“David’s charts are gorgeous,” said Jacobi, an alumnus of Denton band Oso Closo. “A lot of times, when you get charts for an arrangement, you almost can’t read them. Not David’s. You could tell he’d been working on this music for a long time.”

Like other members of the orchestra, Jacobi said the music is easy on the ears, but not always easy to play. Pierce infuses the show with a touch of gypsy folk music, a flash of pop, and the sounds that played in old movie houses while silent films rolled.

“It’s not the easiest music. In ‘13 Seconds,’ with so many tempo changes in one song, if I don’t get them all, I can mess everyone up,” Jacobi said. “I’m kind of the lead in a lot of this.”

That number, about a cold, cruel winter, is an endurance feat.

“I’m basically sustaining a really long crescendo,” Jacobi said. “It’s a question of: Can I start at level one and end on level 10, and can I play it from one to 10 evenly throughout the song? Not easy.”

The musicians were stumped when asked what their favorite scary movie music is. (No one mentioned either the spine-tingling “Tubular Bells” from The Exorcist or the sensual, macabre gypsy music by Polish composer Wojciech Kilar in Bram Stoker’s Dracula.)

Brown could name a score he wouldn’t mind playing.

“I really like the score for Young Frankenstein,” he said. “I’d love to keep doing this. I’ve decided I’ve had enough of playing music that isn’t fun.”

LUCINDA BREEDING can be reached at 940-566-6877. Her e-mail address is .


•  What: Daylong festival with booths, children’s games, a costume parade, live music and the all-ages Halloween musical Cirque du Horror

•  When: 9:30 a.m. to 9 p.m. Saturday

•  Where: Industrial Street, off East Hickory Street in downtown Denton

•  Details: Admission to the festival is free; coffin races and Cirque du Horror include fees. Costumes are encouraged.

•  On the Web:


9:30 to 10:30 a.m. — Zombie Dash, a children’s walk for health, starting at First United Methodist Church’s side yard at the corner of Industrial and Sycamore streets. Donations will be accepted for Denton Christian Preschool.

10 a.m. — Festival and vendor booths open

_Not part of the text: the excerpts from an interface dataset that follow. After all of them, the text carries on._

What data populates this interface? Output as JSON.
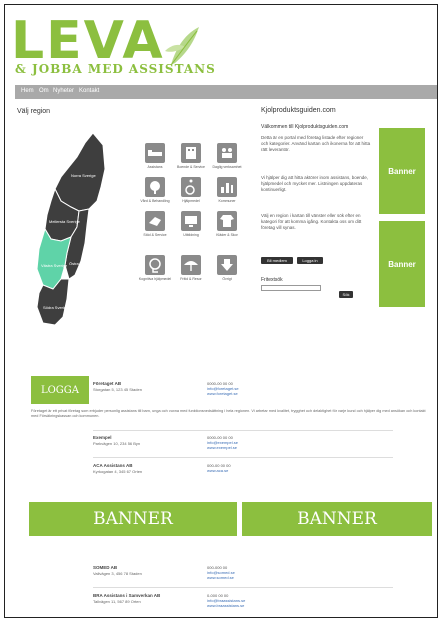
{
  "header": {
    "logo_main": "LEVA",
    "logo_sub": "& JOBBA MED ASSISTANS"
  },
  "nav": {
    "items": [
      "Hem",
      "Om",
      "Nyheter",
      "Kontakt"
    ]
  },
  "left": {
    "region_title": "Välj region",
    "regions": [
      "Norra Sverige",
      "Mellersta Sverige",
      "Västra Sverige",
      "Östra Sverige",
      "Södra Sverige"
    ]
  },
  "icons": [
    {
      "name": "bed-icon",
      "label": "Assistans"
    },
    {
      "name": "building-icon",
      "label": "Boende & Service"
    },
    {
      "name": "people-icon",
      "label": "Daglig verksamhet"
    },
    {
      "name": "medical-icon",
      "label": "Vård & Behandling"
    },
    {
      "name": "wheelchair-icon",
      "label": "Hjälpmedel"
    },
    {
      "name": "chart-icon",
      "label": "Kommuner"
    },
    {
      "name": "hand-icon",
      "label": "Stöd & Service"
    },
    {
      "name": "computer-icon",
      "label": "Utbildning"
    },
    {
      "name": "shirt-icon",
      "label": "Kläder & Skor"
    },
    {
      "name": "head-icon",
      "label": "Kognitiva hjälpmedel"
    },
    {
      "name": "umbrella-icon",
      "label": "Fritid & Resor"
    },
    {
      "name": "misc-icon",
      "label": "Övrigt"
    }
  ],
  "right": {
    "site_title": "Kjolproduktsguiden.com",
    "welcome": "Välkommen till Kjolproduktsguiden.com",
    "paragraphs": [
      "Detta är en portal med företag listade efter regioner och kategorier. Använd kartan och ikonerna för att hitta rätt leverantör.",
      "Vi hjälper dig att hitta aktörer inom assistans, boende, hjälpmedel och mycket mer. Listningen uppdateras kontinuerligt.",
      "Välj en region i kartan till vänster eller sök efter en kategori för att komma igång. Kontakta oss om ditt företag vill synas."
    ],
    "btn_register": "Bli medlem",
    "btn_login": "Logga in",
    "search_label": "Fritextsök",
    "search_btn": "Sök",
    "banner1": "Banner",
    "banner2": "Banner"
  },
  "listings": {
    "logo_box": "LOGGA",
    "items": [
      {
        "name": "Företaget AB",
        "addr": "Storgatan 5, 123 45 Staden",
        "phone": "0000-00 00 00",
        "email": "info@foretaget.se",
        "web": "www.foretaget.se",
        "desc": "Företaget är ett privat företag som erbjuder personlig assistans till barn, unga och vuxna med funktionsnedsättning i hela regionen. Vi arbetar med kvalitet, trygghet och delaktighet för varje kund och hjälper dig med ansökan och kontakt med Försäkringskassan och kommunen."
      },
      {
        "name": "Exempel",
        "addr": "Parkvägen 10, 234 56 Byn",
        "phone": "0000-00 00 00",
        "email": "info@exempel.se",
        "web": "www.exempel.se",
        "desc": ""
      },
      {
        "name": "ACA Assistans AB",
        "addr": "Kyrkogatan 4, 345 67 Orten",
        "phone": "000-00 00 00",
        "email": "",
        "web": "www.aca.se",
        "desc": ""
      },
      {
        "name": "SOMED AB",
        "addr": "Vallvägen 3, 456 78 Staden",
        "phone": "000-000 00",
        "email": "info@somed.se",
        "web": "www.somed.se",
        "desc": ""
      },
      {
        "name": "BRA Assistans i Samverkan AB",
        "addr": "Tallvägen 11, 567 89 Orten",
        "phone": "0-000 00 00",
        "email": "info@braassistans.se",
        "web": "www.braassistans.se",
        "desc": ""
      }
    ],
    "banner_left": "BANNER",
    "banner_right": "BANNER"
  },
  "colors": {
    "accent": "#8cbf3f",
    "map_dark": "#3e3e3e",
    "map_highlight": "#5fd3a8"
  }
}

1 p.m. — Coffin races on Hickory Street

3:30 p.m. — Salsa cook-off tasting outside Dan’s Silverleaf

7 p.m. — Twilight costume parade around the Square

In the Pumpkin Patch (children’s area)

10:30 to 11 a.m. — Children’s costume parade

11 a.m. — Clowns on Fire

11:30 a.m. to 12:15 p.m. — Denton Childbloom Guitar Program concerts

12:30 to 1 p.m. — Spooky story time with Thom Anderson and Chuck Voellinger

2:30 to 4 p.m. — Miss Polly and Her Tiny Big Band

Main Stage

2 p.m. — Bonnie and Nick Norris

3 p.m. — CholoRock Dance Theatre

5:30 p.m. — Circus Della Morte sideshow troupe

7:30 p.m. — Mariachi Quetzal

8 p.m. — Bone Doggie & the Hickory Street Hellraisers

Salsa cook-off

Entrants must turn in 2 gallons of salsa at 3 p.m.; entry is $40 for businesses, $30 for individuals. Salsa tasting tickets are $10; tasting begins at 3:30 p.m. For more information and entry forms, visit


•  What: An original Halloween musical by David Pierce

•  When: 4:30 p.m. and 9 p.m. Saturday; 5 p.m. Sunday

•  Where: Dan’s Silverleaf, 103 Industrial St.

•  Details: Tickets cost $15 for adults, $7 for children and for seniors 65 and older. For reservations, visit  or .